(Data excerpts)
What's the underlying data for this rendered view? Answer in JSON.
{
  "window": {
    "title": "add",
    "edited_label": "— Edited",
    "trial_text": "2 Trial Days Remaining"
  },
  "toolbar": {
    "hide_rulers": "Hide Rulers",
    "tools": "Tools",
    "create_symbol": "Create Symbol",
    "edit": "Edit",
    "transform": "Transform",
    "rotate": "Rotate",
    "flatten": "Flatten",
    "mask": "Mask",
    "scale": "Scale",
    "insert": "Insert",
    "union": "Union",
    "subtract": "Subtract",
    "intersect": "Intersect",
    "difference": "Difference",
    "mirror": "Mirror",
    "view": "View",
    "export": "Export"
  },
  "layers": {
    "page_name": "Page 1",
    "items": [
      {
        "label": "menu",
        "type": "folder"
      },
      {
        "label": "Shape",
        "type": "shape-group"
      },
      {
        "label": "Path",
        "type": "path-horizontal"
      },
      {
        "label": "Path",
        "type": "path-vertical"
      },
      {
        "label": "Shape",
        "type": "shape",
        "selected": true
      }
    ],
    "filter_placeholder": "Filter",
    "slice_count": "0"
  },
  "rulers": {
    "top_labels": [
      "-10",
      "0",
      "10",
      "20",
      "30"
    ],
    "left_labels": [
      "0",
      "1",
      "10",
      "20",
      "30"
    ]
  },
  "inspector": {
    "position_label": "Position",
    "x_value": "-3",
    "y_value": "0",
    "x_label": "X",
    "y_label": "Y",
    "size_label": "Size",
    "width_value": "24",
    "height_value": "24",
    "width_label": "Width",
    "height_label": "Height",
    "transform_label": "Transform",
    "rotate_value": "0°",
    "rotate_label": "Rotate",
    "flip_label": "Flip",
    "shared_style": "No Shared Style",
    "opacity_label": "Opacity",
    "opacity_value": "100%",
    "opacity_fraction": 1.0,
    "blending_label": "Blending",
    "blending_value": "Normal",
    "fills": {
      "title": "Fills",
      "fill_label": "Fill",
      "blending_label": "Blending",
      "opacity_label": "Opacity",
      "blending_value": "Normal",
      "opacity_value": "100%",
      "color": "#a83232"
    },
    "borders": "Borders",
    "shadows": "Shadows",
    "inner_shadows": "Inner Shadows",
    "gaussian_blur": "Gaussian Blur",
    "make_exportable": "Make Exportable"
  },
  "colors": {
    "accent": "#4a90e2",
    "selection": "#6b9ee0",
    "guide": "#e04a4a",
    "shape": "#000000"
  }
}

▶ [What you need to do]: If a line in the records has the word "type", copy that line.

▶ [Result for this exercise]:
        "type": "folder"
        "type": "shape-group"
        "type": "path-horizontal"
        "type": "path-vertical"
        "type": "shape",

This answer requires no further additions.